Preventing and Responding to Gender-Based Violence
The violence against women differ prominently from violence against men. Unfortunately women are more likely to be sexually assaulted or killed by someone they know than men. Gender inequality is the root of such violence. The United Nations has defined violence against women as gender-based violence as it is sometimes endured and overlooked by laws, institutions, and community norms. It is an insightful violation of human rights and a costly obstruction to a country’s national development.
Throughout the life cycle, gender-based violence occurs in many forms. This review emphases on two of the most common types – physical intimate partner violence and sexual violence by any perpetrator. The knowledge base regarding prevention and response to gender-based violence is comparatively narrow. The review reflects definitions, recent statistics, health consequences, costs, and risk factors of gender-based violence. Good practice initiatives in the justice, health, and education sectors, as well as multi sectorial approaches, are analyzed by the review. To conclude, the authors identify priorities for future research and action, including funding research on the health and socioeconomic costs of violence against women.

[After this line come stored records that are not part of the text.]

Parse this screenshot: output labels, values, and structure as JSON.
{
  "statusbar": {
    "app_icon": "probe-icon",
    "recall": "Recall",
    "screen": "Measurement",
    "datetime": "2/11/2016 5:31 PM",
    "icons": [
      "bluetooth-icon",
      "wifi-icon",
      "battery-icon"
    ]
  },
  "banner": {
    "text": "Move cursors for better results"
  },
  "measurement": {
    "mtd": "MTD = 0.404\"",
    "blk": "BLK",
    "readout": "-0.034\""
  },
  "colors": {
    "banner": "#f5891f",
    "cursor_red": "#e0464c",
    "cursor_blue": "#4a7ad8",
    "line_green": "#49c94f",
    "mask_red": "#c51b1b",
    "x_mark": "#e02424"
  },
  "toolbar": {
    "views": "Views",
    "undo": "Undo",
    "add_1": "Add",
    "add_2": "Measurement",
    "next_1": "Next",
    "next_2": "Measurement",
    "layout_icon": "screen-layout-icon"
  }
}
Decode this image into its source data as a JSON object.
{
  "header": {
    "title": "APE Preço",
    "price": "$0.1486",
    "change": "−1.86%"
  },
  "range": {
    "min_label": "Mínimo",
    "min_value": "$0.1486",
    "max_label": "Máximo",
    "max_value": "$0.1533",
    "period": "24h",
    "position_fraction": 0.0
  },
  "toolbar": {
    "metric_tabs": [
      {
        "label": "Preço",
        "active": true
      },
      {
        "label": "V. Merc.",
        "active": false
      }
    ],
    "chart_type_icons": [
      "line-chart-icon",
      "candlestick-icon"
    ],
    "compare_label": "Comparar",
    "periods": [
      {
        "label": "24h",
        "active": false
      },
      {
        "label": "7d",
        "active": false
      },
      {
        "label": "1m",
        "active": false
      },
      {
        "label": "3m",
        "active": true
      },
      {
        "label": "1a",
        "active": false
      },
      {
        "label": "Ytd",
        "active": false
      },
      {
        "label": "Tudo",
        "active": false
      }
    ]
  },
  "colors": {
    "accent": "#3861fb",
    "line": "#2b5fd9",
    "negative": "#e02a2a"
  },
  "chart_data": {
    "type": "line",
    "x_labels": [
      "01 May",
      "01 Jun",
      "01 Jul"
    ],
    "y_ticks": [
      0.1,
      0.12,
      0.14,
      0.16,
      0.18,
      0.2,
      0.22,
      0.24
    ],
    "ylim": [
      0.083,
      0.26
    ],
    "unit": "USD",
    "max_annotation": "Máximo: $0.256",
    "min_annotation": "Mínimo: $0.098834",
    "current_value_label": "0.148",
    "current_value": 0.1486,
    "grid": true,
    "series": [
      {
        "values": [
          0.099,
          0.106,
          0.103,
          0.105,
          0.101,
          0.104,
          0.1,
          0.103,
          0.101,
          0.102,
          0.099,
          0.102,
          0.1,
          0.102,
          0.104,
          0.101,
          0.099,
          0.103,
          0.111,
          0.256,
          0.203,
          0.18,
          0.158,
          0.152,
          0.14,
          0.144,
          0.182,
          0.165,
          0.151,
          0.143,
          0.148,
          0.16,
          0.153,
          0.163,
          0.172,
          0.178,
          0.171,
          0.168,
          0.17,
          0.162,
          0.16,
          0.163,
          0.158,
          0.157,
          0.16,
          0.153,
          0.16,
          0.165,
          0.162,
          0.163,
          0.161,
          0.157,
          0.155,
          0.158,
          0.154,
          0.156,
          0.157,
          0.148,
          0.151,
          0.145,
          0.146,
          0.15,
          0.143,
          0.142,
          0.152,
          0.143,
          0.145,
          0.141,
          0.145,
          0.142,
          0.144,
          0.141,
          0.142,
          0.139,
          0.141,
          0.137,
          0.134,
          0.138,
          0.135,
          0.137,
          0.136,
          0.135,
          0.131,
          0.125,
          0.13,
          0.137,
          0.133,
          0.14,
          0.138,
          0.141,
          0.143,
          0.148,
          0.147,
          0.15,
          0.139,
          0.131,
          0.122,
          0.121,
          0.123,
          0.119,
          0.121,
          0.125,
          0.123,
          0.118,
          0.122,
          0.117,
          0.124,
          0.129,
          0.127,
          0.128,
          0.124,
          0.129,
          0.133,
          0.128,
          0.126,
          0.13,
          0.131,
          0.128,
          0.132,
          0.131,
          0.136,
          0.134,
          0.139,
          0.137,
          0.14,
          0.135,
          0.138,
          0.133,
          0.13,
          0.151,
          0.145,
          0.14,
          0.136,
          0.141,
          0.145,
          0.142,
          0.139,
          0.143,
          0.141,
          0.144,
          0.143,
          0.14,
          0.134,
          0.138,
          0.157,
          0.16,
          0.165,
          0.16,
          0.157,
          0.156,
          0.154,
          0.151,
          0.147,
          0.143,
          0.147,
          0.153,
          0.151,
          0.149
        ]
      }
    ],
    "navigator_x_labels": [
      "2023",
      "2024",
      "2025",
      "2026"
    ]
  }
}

Bott, S., Morrison, A., & Ellsberg, M. (2005). Preventing and responding to gender-based violence in middle and low-income countries: a global review and analysis.